> _Prompt_
Scan the records for "JSON" and copy each line that contains it.

|---|

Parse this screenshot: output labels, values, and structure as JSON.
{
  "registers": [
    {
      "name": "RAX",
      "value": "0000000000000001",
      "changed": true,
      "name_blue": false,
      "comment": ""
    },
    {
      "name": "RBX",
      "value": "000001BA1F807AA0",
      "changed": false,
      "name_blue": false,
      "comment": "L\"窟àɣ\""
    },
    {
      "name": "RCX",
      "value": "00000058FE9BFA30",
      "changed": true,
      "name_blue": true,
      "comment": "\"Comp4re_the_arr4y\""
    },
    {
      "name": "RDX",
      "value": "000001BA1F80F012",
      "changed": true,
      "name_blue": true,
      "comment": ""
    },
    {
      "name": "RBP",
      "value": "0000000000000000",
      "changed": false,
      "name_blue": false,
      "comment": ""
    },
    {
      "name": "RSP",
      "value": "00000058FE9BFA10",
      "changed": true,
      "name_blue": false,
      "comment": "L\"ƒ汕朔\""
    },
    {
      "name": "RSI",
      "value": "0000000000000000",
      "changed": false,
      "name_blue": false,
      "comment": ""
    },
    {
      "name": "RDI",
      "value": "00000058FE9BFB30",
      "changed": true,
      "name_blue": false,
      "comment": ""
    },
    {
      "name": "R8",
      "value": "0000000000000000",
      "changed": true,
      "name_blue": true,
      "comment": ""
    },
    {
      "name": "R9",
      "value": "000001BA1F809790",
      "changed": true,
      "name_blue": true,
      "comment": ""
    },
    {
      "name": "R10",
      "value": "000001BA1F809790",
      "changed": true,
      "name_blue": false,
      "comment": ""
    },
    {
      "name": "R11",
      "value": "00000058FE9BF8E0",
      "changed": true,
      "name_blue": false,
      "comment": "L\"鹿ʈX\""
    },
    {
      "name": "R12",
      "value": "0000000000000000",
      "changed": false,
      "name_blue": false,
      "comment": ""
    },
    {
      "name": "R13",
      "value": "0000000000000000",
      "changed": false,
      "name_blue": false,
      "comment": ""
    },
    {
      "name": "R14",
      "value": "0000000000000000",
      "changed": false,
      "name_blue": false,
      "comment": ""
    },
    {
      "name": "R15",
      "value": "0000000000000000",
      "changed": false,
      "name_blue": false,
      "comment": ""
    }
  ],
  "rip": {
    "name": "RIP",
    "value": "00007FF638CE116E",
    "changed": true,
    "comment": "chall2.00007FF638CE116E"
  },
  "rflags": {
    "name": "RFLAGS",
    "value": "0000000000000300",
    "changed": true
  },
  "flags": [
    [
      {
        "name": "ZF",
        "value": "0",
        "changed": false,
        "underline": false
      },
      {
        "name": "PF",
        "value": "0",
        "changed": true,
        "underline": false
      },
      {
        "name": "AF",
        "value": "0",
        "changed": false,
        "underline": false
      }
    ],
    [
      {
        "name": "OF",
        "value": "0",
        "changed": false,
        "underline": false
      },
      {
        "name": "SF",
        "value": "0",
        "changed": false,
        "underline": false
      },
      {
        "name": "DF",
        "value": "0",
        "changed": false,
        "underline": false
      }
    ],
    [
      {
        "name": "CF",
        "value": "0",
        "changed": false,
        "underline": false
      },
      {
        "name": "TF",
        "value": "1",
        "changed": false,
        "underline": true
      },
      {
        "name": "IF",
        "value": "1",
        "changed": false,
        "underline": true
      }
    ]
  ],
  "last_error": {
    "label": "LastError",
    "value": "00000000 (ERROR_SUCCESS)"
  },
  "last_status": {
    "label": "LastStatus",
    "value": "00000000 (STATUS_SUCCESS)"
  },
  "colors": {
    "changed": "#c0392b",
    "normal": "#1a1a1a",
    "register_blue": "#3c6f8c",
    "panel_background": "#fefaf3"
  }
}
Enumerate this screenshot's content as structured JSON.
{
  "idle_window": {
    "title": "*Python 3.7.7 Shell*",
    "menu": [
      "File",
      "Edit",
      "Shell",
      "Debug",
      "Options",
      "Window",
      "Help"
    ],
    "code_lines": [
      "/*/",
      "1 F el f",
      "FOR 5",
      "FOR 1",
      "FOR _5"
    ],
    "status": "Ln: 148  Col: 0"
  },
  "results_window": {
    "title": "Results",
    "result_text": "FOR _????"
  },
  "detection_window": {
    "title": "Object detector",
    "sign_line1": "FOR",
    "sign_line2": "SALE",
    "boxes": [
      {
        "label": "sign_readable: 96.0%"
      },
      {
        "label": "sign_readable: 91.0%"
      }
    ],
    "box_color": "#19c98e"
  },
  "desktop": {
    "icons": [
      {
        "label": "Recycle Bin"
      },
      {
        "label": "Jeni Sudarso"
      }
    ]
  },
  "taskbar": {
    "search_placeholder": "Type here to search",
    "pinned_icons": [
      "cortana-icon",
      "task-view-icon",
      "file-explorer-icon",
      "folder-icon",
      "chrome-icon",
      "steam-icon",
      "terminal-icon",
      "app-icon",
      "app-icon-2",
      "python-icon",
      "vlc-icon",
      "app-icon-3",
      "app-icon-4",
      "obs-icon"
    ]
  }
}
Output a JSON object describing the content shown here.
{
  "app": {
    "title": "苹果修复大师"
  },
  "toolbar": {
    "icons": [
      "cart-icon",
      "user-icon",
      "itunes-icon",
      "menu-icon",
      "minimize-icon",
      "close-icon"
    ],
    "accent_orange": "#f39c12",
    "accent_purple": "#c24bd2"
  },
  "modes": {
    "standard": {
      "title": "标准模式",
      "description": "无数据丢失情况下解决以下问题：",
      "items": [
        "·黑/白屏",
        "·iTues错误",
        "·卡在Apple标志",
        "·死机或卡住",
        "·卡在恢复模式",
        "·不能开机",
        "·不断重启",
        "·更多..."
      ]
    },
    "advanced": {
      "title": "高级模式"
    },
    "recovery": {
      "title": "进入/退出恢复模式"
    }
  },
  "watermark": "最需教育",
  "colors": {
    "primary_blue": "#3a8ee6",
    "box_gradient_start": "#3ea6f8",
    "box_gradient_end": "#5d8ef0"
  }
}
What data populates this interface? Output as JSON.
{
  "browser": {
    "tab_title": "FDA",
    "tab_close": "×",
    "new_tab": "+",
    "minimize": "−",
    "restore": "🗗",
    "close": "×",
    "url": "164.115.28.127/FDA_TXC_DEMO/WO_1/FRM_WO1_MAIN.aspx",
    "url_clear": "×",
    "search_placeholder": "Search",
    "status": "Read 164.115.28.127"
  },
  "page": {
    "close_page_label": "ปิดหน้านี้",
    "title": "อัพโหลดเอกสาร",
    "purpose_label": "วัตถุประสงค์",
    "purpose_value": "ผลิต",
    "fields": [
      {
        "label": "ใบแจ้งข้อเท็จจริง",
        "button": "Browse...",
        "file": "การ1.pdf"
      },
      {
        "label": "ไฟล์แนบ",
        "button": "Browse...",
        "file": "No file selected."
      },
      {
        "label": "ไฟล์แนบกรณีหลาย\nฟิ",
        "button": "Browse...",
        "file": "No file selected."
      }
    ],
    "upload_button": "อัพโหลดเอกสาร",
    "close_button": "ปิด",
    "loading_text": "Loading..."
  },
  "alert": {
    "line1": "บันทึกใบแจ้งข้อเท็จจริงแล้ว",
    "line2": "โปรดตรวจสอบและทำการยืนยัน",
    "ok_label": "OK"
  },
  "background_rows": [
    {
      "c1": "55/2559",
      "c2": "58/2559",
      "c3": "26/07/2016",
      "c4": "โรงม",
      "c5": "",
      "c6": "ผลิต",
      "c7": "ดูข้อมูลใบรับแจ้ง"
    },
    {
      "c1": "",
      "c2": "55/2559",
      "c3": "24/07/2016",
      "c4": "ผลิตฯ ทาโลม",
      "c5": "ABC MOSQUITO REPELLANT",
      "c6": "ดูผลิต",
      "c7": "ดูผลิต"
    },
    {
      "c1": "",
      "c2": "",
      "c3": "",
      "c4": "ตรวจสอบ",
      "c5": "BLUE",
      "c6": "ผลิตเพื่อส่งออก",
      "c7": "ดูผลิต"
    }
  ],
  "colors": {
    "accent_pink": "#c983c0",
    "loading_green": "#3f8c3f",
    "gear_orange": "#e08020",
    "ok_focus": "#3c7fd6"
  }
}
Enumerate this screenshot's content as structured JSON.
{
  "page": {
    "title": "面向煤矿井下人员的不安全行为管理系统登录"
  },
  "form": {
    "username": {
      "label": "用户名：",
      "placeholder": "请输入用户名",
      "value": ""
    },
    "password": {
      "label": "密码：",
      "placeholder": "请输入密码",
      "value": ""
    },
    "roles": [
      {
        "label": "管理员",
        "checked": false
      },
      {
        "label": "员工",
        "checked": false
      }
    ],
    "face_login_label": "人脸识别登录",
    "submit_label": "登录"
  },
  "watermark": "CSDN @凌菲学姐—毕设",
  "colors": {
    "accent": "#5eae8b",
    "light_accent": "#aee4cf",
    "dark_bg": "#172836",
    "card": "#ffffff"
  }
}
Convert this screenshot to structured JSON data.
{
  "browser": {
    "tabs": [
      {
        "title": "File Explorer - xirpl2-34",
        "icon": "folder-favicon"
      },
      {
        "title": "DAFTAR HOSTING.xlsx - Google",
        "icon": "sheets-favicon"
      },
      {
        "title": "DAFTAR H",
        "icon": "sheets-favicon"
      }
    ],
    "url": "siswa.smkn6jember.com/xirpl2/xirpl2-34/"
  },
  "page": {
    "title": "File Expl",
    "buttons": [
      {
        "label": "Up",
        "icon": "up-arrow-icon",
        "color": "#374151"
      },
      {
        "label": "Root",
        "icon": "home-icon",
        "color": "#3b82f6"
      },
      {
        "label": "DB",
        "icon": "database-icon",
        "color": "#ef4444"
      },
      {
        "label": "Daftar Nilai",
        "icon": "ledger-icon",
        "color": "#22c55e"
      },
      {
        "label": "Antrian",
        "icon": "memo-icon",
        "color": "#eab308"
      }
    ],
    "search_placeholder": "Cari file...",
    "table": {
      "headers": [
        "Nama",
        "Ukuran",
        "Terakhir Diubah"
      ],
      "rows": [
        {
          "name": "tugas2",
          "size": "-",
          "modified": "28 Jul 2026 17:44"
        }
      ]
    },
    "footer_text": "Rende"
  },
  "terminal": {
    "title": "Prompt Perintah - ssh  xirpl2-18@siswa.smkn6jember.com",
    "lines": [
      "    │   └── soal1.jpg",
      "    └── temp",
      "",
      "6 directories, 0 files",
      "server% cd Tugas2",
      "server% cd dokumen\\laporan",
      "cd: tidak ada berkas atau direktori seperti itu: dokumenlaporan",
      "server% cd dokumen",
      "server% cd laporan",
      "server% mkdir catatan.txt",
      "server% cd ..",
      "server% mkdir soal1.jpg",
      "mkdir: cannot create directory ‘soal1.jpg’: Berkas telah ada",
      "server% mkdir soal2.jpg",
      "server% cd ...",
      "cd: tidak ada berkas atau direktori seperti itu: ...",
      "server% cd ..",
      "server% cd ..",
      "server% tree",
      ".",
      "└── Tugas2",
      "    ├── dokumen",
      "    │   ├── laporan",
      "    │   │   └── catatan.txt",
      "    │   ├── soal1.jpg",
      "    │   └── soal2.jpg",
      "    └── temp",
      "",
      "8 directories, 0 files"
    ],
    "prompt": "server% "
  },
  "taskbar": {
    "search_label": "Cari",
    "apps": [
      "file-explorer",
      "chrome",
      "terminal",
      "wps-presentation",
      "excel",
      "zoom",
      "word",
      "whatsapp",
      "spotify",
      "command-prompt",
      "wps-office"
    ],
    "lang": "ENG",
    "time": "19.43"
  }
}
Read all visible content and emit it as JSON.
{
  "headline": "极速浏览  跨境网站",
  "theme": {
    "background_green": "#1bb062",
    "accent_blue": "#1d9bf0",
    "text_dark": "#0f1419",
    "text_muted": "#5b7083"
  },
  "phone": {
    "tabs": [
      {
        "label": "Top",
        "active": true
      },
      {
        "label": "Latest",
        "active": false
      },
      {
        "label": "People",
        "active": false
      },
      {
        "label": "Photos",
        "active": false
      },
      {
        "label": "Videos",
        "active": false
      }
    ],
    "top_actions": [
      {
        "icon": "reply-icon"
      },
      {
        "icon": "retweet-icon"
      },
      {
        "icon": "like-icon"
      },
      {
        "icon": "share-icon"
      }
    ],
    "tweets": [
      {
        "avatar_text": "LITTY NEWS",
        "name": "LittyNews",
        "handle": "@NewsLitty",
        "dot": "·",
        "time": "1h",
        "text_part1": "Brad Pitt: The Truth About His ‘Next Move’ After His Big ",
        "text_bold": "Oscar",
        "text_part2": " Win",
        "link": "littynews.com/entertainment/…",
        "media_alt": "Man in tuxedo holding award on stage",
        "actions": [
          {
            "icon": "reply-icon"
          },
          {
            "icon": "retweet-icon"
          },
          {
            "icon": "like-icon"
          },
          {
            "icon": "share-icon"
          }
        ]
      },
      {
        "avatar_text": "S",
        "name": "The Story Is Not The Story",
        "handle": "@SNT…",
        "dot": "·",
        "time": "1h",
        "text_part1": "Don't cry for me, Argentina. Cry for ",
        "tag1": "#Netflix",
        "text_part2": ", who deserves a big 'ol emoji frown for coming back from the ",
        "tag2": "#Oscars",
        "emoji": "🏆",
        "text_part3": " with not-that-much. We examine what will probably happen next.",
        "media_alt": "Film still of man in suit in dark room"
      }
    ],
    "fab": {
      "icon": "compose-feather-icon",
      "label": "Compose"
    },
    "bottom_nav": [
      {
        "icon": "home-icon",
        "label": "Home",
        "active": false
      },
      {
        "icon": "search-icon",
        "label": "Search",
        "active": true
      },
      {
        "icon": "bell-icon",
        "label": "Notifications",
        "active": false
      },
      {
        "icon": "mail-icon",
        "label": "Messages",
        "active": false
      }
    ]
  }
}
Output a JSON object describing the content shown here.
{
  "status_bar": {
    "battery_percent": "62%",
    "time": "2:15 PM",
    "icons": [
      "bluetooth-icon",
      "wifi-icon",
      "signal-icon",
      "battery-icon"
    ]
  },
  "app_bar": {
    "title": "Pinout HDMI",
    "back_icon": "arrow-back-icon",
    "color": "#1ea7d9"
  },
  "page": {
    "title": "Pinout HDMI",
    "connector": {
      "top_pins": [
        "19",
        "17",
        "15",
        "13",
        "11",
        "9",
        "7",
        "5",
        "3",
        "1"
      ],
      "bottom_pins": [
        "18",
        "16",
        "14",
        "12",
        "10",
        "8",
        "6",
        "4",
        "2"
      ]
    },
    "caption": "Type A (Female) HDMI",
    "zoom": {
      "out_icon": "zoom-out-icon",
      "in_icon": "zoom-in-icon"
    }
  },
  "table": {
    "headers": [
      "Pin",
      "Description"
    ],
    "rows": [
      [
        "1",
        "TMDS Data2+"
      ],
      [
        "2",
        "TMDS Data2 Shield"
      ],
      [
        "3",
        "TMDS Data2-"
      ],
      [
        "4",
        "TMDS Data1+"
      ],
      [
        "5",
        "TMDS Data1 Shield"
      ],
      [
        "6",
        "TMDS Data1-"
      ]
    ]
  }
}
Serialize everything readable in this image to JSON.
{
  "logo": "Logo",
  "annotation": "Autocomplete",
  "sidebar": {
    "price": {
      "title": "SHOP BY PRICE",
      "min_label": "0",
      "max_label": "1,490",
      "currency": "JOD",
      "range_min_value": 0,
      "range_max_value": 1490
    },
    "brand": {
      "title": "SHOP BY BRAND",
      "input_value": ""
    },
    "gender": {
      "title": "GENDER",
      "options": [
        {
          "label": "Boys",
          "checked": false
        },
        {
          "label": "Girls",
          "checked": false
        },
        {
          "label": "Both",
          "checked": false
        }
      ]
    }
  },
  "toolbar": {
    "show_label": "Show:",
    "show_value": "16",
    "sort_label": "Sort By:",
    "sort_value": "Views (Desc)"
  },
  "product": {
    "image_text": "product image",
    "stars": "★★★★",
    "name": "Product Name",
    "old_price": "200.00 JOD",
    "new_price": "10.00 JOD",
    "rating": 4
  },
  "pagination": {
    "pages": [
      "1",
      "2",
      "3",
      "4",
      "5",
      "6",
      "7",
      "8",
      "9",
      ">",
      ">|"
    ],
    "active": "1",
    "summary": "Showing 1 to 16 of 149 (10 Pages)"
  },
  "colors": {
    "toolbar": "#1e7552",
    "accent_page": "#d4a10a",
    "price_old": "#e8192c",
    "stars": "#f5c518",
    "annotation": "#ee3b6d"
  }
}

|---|

> _Expected output_
Parse this screenshot: output labels, values, and structure as JSON.
Enumerate this screenshot's content as structured JSON.
Output a JSON object describing the content shown here.
What data populates this interface? Output as JSON.
Enumerate this screenshot's content as structured JSON.
Convert this screenshot to structured JSON data.
Read all visible content and emit it as JSON.
Output a JSON object describing the content shown here.
Serialize everything readable in this image to JSON.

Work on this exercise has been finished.